Exercise aim — Below are some records; repeat them all exactly, minus the pictures.

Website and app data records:
== Segment start ==

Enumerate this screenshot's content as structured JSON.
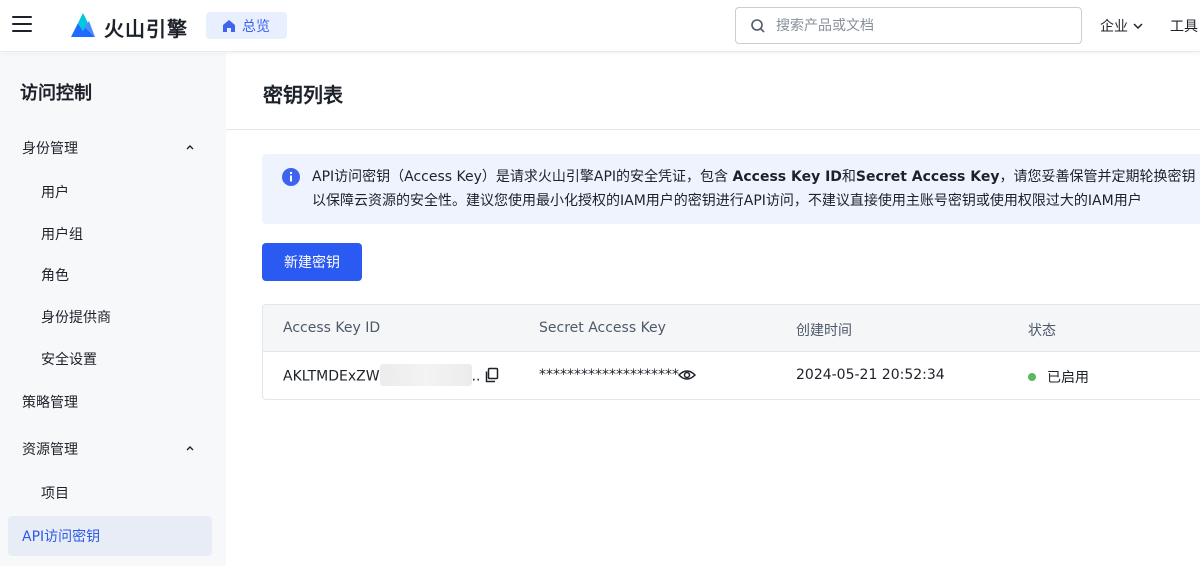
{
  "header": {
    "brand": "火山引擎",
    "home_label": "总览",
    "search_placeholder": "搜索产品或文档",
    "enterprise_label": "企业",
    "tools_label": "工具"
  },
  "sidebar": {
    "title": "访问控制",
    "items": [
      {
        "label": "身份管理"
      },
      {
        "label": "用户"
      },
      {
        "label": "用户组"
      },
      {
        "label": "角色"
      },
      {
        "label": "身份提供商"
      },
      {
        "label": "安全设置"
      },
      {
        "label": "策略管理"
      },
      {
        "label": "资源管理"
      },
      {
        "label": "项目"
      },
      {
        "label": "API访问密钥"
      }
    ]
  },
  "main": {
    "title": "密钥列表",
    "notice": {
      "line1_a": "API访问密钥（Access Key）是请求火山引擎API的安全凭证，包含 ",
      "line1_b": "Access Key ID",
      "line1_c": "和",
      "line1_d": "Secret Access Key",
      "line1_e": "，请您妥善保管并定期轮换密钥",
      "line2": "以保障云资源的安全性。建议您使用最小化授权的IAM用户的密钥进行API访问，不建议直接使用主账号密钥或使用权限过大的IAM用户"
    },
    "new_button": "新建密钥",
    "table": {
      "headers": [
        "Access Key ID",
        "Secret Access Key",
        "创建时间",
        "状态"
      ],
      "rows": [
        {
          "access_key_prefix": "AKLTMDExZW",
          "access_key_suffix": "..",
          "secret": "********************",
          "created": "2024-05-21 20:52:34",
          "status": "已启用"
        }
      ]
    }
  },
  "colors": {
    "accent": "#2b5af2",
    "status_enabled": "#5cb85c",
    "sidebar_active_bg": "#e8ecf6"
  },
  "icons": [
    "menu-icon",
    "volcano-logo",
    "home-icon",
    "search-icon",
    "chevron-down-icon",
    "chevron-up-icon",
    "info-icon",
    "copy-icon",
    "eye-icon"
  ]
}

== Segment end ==

Expected answer —
Enumerate this screenshot's content as structured JSON.
{
  "header": {
    "brand": "火山引擎",
    "home_label": "总览",
    "search_placeholder": "搜索产品或文档",
    "enterprise_label": "企业",
    "tools_label": "工具"
  },
  "sidebar": {
    "title": "访问控制",
    "items": [
      {
        "label": "身份管理"
      },
      {
        "label": "用户"
      },
      {
        "label": "用户组"
      },
      {
        "label": "角色"
      },
      {
        "label": "身份提供商"
      },
      {
        "label": "安全设置"
      },
      {
        "label": "策略管理"
      },
      {
        "label": "资源管理"
      },
      {
        "label": "项目"
      },
      {
        "label": "API访问密钥"
      }
    ]
  },
  "main": {
    "title": "密钥列表",
    "notice": {
      "line1_a": "API访问密钥（Access Key）是请求火山引擎API的安全凭证，包含 ",
      "line1_b": "Access Key ID",
      "line1_c": "和",
      "line1_d": "Secret Access Key",
      "line1_e": "，请您妥善保管并定期轮换密钥",
      "line2": "以保障云资源的安全性。建议您使用最小化授权的IAM用户的密钥进行API访问，不建议直接使用主账号密钥或使用权限过大的IAM用户"
    },
    "new_button": "新建密钥",
    "table": {
      "headers": [
        "Access Key ID",
        "Secret Access Key",
        "创建时间",
        "状态"
      ],
      "rows": [
        {
          "access_key_prefix": "AKLTMDExZW",
          "access_key_suffix": "..",
          "secret": "********************",
          "created": "2024-05-21 20:52:34",
          "status": "已启用"
        }
      ]
    }
  },
  "colors": {
    "accent": "#2b5af2",
    "status_enabled": "#5cb85c",
    "sidebar_active_bg": "#e8ecf6"
  },
  "icons": [
    "menu-icon",
    "volcano-logo",
    "home-icon",
    "search-icon",
    "chevron-down-icon",
    "chevron-up-icon",
    "info-icon",
    "copy-icon",
    "eye-icon"
  ]
}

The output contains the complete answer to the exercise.